Over the last few years, numerous books and articles have been written about why churches grow (or don’t grow). They have offered all kinds of solutions to the problems of declining church growth. Some of the ideas are:
1. Bigger buildings
2. Better location
3. Good publicity
4. Plenty of parking
5. Better qualified staff
Now these are good and if possible, churches need to have them. But when we look at the book of Acts, we see that the church described there grew because of some other reasons. Let’s consider some of them:
They Preached the Simple Message of Jesus Christ (Acts 2:22-28). Their efforts were not directed at preaching social reform or some kind of revolutionary new gimmick to try on the people. Salvation was (and is) man’s greatest need and they preached the message of the One Who could provide it.

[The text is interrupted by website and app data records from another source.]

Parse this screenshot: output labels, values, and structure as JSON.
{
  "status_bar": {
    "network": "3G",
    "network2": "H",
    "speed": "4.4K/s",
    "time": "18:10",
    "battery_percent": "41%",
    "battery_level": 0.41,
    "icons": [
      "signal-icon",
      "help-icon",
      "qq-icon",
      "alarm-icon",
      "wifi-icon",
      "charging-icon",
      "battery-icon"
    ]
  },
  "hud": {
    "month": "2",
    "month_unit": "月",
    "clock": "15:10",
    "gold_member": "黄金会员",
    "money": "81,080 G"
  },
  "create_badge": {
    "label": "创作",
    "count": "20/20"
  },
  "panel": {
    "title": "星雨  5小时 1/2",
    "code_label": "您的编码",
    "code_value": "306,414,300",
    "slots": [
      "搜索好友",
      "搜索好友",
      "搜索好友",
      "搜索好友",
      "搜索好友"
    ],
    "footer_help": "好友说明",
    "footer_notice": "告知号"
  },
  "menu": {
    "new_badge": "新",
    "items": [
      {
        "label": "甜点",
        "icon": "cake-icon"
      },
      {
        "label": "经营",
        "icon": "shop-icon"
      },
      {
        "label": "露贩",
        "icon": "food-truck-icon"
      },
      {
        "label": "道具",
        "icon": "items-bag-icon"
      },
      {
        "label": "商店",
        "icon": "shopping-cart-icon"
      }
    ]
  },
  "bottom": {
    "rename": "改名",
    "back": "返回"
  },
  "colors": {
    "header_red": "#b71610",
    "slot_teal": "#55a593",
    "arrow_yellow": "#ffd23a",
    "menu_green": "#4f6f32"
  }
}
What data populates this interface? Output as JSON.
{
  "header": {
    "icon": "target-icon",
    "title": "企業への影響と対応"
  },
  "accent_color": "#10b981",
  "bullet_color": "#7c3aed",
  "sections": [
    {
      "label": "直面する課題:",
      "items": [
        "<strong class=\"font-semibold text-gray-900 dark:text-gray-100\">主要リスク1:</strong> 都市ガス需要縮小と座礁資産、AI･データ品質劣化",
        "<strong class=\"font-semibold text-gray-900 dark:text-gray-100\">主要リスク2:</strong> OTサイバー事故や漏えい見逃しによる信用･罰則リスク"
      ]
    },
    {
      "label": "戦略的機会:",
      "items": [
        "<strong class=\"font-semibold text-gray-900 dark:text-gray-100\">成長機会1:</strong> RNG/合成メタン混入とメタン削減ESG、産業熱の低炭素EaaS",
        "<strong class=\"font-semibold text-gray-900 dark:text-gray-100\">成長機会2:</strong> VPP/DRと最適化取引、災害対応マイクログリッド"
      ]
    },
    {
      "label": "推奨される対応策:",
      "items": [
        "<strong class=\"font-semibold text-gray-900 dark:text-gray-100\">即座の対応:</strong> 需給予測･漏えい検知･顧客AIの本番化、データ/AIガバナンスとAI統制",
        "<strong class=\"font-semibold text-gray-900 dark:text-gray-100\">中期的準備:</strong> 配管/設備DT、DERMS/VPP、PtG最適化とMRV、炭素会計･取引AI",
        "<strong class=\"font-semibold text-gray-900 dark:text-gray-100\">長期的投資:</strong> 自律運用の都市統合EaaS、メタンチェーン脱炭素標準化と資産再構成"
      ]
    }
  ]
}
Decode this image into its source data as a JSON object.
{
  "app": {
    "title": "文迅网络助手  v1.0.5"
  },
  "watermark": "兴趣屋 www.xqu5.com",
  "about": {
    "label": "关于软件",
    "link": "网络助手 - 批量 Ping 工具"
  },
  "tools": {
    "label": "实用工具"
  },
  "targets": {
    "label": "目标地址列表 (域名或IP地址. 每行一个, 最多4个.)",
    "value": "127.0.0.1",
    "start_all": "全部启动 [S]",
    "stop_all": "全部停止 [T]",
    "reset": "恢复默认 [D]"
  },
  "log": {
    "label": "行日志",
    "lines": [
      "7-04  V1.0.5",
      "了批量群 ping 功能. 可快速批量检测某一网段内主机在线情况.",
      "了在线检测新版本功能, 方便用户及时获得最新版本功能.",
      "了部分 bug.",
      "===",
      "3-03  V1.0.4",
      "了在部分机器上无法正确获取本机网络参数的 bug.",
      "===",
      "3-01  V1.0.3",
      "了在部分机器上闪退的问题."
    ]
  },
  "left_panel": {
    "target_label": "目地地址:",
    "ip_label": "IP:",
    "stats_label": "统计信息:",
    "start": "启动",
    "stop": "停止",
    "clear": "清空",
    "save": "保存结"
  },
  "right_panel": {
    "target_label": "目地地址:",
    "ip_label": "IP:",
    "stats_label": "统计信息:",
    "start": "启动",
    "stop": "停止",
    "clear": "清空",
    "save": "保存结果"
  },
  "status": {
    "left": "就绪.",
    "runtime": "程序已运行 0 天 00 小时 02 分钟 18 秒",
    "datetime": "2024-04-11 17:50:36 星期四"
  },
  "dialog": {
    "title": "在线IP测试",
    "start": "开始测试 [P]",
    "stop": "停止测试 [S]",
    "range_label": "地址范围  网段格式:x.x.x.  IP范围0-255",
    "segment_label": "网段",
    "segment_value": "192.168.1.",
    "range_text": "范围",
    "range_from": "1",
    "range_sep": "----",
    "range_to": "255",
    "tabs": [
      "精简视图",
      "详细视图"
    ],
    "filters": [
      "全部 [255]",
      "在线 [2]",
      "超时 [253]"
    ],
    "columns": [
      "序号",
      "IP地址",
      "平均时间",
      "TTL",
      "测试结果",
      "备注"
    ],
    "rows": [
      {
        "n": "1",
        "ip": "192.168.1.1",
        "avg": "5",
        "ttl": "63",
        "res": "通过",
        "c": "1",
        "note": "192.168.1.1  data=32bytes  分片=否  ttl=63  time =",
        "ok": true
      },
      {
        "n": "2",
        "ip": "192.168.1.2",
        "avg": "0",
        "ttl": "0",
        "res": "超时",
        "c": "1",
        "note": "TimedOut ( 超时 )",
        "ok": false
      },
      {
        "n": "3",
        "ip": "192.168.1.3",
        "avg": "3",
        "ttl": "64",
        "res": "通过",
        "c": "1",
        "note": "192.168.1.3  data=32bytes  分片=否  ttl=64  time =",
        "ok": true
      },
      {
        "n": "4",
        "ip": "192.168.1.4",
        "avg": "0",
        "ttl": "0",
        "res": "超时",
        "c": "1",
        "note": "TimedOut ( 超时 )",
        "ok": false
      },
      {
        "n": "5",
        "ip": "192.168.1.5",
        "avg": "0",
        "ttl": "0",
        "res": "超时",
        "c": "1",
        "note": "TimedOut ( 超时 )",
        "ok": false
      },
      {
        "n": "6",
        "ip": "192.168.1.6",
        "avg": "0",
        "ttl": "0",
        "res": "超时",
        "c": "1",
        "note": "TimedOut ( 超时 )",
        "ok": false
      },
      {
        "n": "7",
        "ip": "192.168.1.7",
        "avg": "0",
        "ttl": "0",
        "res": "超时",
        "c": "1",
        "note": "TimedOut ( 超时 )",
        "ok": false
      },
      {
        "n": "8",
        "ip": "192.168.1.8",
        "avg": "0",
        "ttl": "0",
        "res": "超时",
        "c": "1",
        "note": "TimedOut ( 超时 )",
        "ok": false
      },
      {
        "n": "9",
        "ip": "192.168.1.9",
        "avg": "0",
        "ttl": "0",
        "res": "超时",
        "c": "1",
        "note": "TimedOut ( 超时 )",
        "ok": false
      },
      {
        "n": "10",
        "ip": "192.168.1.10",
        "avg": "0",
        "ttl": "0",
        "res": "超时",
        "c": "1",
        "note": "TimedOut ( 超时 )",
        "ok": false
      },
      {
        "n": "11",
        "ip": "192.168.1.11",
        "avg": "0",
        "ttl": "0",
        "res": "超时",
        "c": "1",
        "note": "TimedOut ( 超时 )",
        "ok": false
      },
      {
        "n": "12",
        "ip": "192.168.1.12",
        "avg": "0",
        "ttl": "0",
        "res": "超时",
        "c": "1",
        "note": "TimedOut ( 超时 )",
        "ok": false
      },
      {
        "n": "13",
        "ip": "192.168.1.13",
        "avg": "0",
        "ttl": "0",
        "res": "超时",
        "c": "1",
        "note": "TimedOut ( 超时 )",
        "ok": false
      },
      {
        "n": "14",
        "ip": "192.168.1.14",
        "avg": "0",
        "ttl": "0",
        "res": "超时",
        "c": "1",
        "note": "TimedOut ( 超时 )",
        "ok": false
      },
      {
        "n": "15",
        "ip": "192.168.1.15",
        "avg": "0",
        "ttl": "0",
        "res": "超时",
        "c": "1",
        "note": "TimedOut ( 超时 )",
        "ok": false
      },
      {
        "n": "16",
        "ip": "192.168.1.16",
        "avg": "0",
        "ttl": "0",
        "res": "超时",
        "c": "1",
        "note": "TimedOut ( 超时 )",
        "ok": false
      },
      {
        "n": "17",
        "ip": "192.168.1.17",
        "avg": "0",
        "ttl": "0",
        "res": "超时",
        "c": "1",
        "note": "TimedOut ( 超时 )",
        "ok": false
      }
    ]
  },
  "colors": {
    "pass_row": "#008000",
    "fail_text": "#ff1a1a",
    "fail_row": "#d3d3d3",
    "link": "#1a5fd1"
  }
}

They Enjoyed Each Other’s Fellowship (Acts 2:42-46). They spent a lot of time together even when they were not in the public assembly. They ate, prayed, and studied together. They shared their possessions.
They Had A Common Purpose (Acts 4:32a). This verse says, “All the believers were one in heart and mind.” When people are held together by like-mindedness and common purpose they are a powerful and successful force.
They Were Respected by Outsiders (Acts 5:13). There was just something about that group of Christians that commanded the respect of non-Christians. Their work, morality, zeal, dedication and spirituality just seemed to make them much better than those outside of Christ.
They Were Committed (Acts 5:29). After being put in jail and threatened, Peter said, “We must obey God rather than men.” Christianity was not (and is not now) a practice based on convenience or the mood of the one claiming to be Christian, but on giving ourselves totally to the obedience of God’s will — whatever the cost.
They Practiced Evangelism Everywhere Every Day (Acts 8:1-4). Those who were scattered as the result of the persecution “preached the word wherever they went.” Preaching and teaching Jesus was not limited to an apostolic hierarchy but it was taught as they had the opportunity by all.
So, we can see that church growth in the NT was not the result of adequate church staffs, big buildings, good locations, but by every Christian being dedicated to the cause of Christ and unswerving in his/her desire as one had talent and opportunity. Ferman Carpenter – Henderson church of Christ, Henderson, KY